WHAT YOU SHOULD DO >>
Using the material below, copy every line where "others" appears.

================================

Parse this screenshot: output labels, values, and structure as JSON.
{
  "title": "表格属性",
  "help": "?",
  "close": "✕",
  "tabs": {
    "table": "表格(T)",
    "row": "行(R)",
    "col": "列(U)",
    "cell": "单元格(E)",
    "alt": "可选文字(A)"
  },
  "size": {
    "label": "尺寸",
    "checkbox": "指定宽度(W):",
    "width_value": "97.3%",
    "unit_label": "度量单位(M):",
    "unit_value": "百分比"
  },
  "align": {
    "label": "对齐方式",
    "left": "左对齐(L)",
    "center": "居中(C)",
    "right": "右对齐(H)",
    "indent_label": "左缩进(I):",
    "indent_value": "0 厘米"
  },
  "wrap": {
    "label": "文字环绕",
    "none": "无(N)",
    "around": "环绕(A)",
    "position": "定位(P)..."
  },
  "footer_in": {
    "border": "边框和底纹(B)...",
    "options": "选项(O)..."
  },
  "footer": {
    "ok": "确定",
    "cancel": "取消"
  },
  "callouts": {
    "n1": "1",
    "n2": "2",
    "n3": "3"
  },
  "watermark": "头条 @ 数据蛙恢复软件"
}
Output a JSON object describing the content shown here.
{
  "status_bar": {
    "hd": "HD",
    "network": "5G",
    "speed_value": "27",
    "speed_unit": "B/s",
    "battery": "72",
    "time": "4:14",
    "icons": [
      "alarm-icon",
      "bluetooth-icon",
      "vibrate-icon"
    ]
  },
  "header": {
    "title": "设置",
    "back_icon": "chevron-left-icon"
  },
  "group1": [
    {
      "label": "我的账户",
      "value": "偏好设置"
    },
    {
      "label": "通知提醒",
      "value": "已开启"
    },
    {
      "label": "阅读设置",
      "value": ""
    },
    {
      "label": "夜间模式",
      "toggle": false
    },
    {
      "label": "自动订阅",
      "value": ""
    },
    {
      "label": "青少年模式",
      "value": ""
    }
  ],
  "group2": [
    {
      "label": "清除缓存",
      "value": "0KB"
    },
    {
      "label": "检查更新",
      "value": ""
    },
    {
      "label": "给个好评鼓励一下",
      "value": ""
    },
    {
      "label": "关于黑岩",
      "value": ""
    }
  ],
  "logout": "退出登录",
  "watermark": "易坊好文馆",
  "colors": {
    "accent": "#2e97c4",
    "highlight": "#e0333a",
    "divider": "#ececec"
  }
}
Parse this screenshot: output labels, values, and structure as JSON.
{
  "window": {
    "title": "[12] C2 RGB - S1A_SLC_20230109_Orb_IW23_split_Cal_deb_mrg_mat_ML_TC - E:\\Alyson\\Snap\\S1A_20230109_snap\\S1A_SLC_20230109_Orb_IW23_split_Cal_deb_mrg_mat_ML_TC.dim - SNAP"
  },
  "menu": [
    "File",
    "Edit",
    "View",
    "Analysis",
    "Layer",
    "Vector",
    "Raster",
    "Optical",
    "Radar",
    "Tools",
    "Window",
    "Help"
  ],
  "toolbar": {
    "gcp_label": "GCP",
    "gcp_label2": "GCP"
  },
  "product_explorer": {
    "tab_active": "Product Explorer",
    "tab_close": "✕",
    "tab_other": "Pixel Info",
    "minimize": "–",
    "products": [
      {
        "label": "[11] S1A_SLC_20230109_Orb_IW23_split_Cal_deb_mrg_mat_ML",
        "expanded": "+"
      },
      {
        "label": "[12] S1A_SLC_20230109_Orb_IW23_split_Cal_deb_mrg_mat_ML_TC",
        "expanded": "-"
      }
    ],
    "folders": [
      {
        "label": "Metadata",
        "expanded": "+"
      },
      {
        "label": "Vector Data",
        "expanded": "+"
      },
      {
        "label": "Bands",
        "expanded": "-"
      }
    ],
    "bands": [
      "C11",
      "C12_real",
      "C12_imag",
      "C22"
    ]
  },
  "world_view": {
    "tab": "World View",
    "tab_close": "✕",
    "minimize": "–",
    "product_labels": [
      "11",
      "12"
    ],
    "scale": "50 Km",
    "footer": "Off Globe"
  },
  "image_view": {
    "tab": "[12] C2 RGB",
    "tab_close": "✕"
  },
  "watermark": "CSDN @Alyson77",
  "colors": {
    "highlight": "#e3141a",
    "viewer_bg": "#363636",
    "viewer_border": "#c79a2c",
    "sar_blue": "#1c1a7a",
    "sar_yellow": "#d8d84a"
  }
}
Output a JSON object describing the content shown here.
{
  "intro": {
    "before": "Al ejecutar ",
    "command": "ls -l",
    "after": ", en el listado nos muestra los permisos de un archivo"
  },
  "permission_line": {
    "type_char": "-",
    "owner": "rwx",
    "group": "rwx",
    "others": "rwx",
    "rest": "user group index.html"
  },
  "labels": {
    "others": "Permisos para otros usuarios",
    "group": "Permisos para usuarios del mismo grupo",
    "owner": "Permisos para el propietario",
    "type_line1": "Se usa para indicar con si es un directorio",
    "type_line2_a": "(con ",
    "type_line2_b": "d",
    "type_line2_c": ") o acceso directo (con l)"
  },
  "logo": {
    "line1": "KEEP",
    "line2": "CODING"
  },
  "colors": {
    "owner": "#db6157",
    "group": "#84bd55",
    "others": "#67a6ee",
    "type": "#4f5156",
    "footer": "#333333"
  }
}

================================

EXPECTED ANSWER >>
    "others": "rwx",
    "others": "Permisos para otros usuarios",
    "others": "#67a6ee",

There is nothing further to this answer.